[Data about app and page elements]
*** Block opens ***

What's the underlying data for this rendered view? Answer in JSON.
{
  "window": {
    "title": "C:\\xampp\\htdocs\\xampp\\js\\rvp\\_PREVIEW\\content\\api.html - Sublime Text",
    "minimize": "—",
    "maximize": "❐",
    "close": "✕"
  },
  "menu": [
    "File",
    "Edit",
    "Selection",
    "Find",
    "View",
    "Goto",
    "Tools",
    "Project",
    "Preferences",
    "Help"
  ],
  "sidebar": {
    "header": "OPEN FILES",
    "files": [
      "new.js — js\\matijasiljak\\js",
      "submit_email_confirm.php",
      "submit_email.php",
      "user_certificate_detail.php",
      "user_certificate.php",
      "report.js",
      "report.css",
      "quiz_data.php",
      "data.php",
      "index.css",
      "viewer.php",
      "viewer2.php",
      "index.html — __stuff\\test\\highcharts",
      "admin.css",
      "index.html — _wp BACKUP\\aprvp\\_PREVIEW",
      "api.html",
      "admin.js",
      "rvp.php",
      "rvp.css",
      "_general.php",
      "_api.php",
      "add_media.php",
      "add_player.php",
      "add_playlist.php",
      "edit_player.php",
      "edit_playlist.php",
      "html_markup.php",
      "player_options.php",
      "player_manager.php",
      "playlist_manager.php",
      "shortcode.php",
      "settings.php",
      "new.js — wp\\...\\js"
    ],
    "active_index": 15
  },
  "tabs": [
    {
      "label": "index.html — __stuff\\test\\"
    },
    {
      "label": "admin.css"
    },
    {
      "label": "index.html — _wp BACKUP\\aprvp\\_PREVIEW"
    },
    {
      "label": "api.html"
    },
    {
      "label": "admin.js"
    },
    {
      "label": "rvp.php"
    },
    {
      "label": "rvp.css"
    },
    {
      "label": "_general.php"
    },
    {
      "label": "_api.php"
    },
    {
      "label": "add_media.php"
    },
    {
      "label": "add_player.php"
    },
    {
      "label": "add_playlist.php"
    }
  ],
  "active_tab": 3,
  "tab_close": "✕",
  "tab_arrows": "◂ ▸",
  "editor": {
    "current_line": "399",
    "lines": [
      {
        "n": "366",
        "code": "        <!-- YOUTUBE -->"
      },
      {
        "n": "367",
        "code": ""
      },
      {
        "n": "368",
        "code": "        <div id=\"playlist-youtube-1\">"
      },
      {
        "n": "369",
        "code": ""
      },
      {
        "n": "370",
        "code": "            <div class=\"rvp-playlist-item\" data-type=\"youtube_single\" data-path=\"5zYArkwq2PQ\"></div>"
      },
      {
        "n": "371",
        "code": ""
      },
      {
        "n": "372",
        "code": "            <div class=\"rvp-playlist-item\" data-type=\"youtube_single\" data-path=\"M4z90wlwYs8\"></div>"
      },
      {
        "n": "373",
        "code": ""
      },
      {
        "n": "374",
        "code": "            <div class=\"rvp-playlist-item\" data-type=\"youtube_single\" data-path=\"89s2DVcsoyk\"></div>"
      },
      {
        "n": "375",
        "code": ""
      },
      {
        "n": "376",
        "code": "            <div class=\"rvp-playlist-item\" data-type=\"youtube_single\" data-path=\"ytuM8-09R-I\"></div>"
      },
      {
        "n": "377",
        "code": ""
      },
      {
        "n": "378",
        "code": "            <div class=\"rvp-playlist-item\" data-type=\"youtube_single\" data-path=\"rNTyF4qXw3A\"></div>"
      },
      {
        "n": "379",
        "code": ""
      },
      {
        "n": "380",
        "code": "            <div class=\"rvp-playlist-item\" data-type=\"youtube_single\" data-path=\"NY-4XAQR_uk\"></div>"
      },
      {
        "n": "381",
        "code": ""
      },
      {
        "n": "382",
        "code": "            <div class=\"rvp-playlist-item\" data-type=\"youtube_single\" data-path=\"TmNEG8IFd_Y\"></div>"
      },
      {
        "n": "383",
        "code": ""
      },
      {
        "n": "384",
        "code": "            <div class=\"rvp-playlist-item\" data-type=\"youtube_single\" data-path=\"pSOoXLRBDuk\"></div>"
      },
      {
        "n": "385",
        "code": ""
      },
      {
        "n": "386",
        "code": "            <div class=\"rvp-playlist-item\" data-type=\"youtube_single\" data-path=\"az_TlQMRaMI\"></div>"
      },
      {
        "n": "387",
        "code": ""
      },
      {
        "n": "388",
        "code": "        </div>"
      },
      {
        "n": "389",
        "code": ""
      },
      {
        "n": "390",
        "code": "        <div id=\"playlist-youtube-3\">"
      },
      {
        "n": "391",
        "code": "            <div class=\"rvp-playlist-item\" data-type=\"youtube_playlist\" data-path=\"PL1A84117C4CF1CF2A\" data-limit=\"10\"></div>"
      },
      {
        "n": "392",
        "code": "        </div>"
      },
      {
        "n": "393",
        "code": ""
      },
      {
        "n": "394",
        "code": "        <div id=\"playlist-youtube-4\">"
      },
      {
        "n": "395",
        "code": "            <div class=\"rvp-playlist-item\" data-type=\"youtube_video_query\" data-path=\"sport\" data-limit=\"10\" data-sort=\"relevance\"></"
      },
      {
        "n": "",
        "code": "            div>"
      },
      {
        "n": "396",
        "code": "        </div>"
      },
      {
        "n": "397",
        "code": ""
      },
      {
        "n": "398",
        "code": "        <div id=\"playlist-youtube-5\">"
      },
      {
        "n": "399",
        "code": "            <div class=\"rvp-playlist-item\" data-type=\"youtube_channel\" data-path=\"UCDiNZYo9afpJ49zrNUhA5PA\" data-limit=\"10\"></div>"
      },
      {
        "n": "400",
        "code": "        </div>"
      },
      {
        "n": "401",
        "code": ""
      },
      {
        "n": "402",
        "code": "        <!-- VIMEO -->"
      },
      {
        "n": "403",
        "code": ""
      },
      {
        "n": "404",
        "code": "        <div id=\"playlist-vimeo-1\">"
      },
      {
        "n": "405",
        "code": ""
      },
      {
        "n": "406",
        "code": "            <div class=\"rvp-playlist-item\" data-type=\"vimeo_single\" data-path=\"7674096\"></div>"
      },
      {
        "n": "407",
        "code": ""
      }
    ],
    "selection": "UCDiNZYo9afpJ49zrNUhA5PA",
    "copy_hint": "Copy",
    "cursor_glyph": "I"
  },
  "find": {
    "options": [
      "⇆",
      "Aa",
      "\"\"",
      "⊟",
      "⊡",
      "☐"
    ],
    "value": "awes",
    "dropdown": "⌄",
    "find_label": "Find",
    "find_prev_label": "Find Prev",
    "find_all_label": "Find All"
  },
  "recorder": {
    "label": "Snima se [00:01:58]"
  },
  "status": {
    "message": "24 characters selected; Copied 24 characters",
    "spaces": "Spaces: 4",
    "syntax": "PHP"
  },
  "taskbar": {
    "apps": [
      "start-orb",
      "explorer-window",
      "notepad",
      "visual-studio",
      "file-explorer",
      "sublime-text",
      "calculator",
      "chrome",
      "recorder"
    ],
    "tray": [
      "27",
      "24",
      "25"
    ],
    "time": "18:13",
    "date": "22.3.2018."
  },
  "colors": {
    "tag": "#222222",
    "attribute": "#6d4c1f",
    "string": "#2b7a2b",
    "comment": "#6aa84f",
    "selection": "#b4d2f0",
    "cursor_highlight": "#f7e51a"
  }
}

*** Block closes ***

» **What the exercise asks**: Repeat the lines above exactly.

» **Written response**:
What's the underlying data for this rendered view? Answer in JSON.
{
  "window": {
    "title": "C:\\xampp\\htdocs\\xampp\\js\\rvp\\_PREVIEW\\content\\api.html - Sublime Text",
    "minimize": "—",
    "maximize": "❐",
    "close": "✕"
  },
  "menu": [
    "File",
    "Edit",
    "Selection",
    "Find",
    "View",
    "Goto",
    "Tools",
    "Project",
    "Preferences",
    "Help"
  ],
  "sidebar": {
    "header": "OPEN FILES",
    "files": [
      "new.js — js\\matijasiljak\\js",
      "submit_email_confirm.php",
      "submit_email.php",
      "user_certificate_detail.php",
      "user_certificate.php",
      "report.js",
      "report.css",
      "quiz_data.php",
      "data.php",
      "index.css",
      "viewer.php",
      "viewer2.php",
      "index.html — __stuff\\test\\highcharts",
      "admin.css",
      "index.html — _wp BACKUP\\aprvp\\_PREVIEW",
      "api.html",
      "admin.js",
      "rvp.php",
      "rvp.css",
      "_general.php",
      "_api.php",
      "add_media.php",
      "add_player.php",
      "add_playlist.php",
      "edit_player.php",
      "edit_playlist.php",
      "html_markup.php",
      "player_options.php",
      "player_manager.php",
      "playlist_manager.php",
      "shortcode.php",
      "settings.php",
      "new.js — wp\\...\\js"
    ],
    "active_index": 15
  },
  "tabs": [
    {
      "label": "index.html — __stuff\\test\\"
    },
    {
      "label": "admin.css"
    },
    {
      "label": "index.html — _wp BACKUP\\aprvp\\_PREVIEW"
    },
    {
      "label": "api.html"
    },
    {
      "label": "admin.js"
    },
    {
      "label": "rvp.php"
    },
    {
      "label": "rvp.css"
    },
    {
      "label": "_general.php"
    },
    {
      "label": "_api.php"
    },
    {
      "label": "add_media.php"
    },
    {
      "label": "add_player.php"
    },
    {
      "label": "add_playlist.php"
    }
  ],
  "active_tab": 3,
  "tab_close": "✕",
  "tab_arrows": "◂ ▸",
  "editor": {
    "current_line": "399",
    "lines": [
      {
        "n": "366",
        "code": "        <!-- YOUTUBE -->"
      },
      {
        "n": "367",
        "code": ""
      },
      {
        "n": "368",
        "code": "        <div id=\"playlist-youtube-1\">"
      },
      {
        "n": "369",
        "code": ""
      },
      {
        "n": "370",
        "code": "            <div class=\"rvp-playlist-item\" data-type=\"youtube_single\" data-path=\"5zYArkwq2PQ\"></div>"
      },
      {
        "n": "371",
        "code": ""
      },
      {
        "n": "372",
        "code": "            <div class=\"rvp-playlist-item\" data-type=\"youtube_single\" data-path=\"M4z90wlwYs8\"></div>"
      },
      {
        "n": "373",
        "code": ""
      },
      {
        "n": "374",
        "code": "            <div class=\"rvp-playlist-item\" data-type=\"youtube_single\" data-path=\"89s2DVcsoyk\"></div>"
      },
      {
        "n": "375",
        "code": ""
      },
      {
        "n": "376",
        "code": "            <div class=\"rvp-playlist-item\" data-type=\"youtube_single\" data-path=\"ytuM8-09R-I\"></div>"
      },
      {
        "n": "377",
        "code": ""
      },
      {
        "n": "378",
        "code": "            <div class=\"rvp-playlist-item\" data-type=\"youtube_single\" data-path=\"rNTyF4qXw3A\"></div>"
      },
      {
        "n": "379",
        "code": ""
      },
      {
        "n": "380",
        "code": "            <div class=\"rvp-playlist-item\" data-type=\"youtube_single\" data-path=\"NY-4XAQR_uk\"></div>"
      },
      {
        "n": "381",
        "code": ""
      },
      {
        "n": "382",
        "code": "            <div class=\"rvp-playlist-item\" data-type=\"youtube_single\" data-path=\"TmNEG8IFd_Y\"></div>"
      },
      {
        "n": "383",
        "code": ""
      },
      {
        "n": "384",
        "code": "            <div class=\"rvp-playlist-item\" data-type=\"youtube_single\" data-path=\"pSOoXLRBDuk\"></div>"
      },
      {
        "n": "385",
        "code": ""
      },
      {
        "n": "386",
        "code": "            <div class=\"rvp-playlist-item\" data-type=\"youtube_single\" data-path=\"az_TlQMRaMI\"></div>"
      },
      {
        "n": "387",
        "code": ""
      },
      {
        "n": "388",
        "code": "        </div>"
      },
      {
        "n": "389",
        "code": ""
      },
      {
        "n": "390",
        "code": "        <div id=\"playlist-youtube-3\">"
      },
      {
        "n": "391",
        "code": "            <div class=\"rvp-playlist-item\" data-type=\"youtube_playlist\" data-path=\"PL1A84117C4CF1CF2A\" data-limit=\"10\"></div>"
      },
      {
        "n": "392",
        "code": "        </div>"
      },
      {
        "n": "393",
        "code": ""
      },
      {
        "n": "394",
        "code": "        <div id=\"playlist-youtube-4\">"
      },
      {
        "n": "395",
        "code": "            <div class=\"rvp-playlist-item\" data-type=\"youtube_video_query\" data-path=\"sport\" data-limit=\"10\" data-sort=\"relevance\"></"
      },
      {
        "n": "",
        "code": "            div>"
      },
      {
        "n": "396",
        "code": "        </div>"
      },
      {
        "n": "397",
        "code": ""
      },
      {
        "n": "398",
        "code": "        <div id=\"playlist-youtube-5\">"
      },
      {
        "n": "399",
        "code": "            <div class=\"rvp-playlist-item\" data-type=\"youtube_channel\" data-path=\"UCDiNZYo9afpJ49zrNUhA5PA\" data-limit=\"10\"></div>"
      },
      {
        "n": "400",
        "code": "        </div>"
      },
      {
        "n": "401",
        "code": ""
      },
      {
        "n": "402",
        "code": "        <!-- VIMEO -->"
      },
      {
        "n": "403",
        "code": ""
      },
      {
        "n": "404",
        "code": "        <div id=\"playlist-vimeo-1\">"
      },
      {
        "n": "405",
        "code": ""
      },
      {
        "n": "406",
        "code": "            <div class=\"rvp-playlist-item\" data-type=\"vimeo_single\" data-path=\"7674096\"></div>"
      },
      {
        "n": "407",
        "code": ""
      }
    ],
    "selection": "UCDiNZYo9afpJ49zrNUhA5PA",
    "copy_hint": "Copy",
    "cursor_glyph": "I"
  },
  "find": {
    "options": [
      "⇆",
      "Aa",
      "\"\"",
      "⊟",
      "⊡",
      "☐"
    ],
    "value": "awes",
    "dropdown": "⌄",
    "find_label": "Find",
    "find_prev_label": "Find Prev",
    "find_all_label": "Find All"
  },
  "recorder": {
    "label": "Snima se [00:01:58]"
  },
  "status": {
    "message": "24 characters selected; Copied 24 characters",
    "spaces": "Spaces: 4",
    "syntax": "PHP"
  },
  "taskbar": {
    "apps": [
      "start-orb",
      "explorer-window",
      "notepad",
      "visual-studio",
      "file-explorer",
      "sublime-text",
      "calculator",
      "chrome",
      "recorder"
    ],
    "tray": [
      "27",
      "24",
      "25"
    ],
    "time": "18:13",
    "date": "22.3.2018."
  },
  "colors": {
    "tag": "#222222",
    "attribute": "#6d4c1f",
    "string": "#2b7a2b",
    "comment": "#6aa84f",
    "selection": "#b4d2f0",
    "cursor_highlight": "#f7e51a"
  }
}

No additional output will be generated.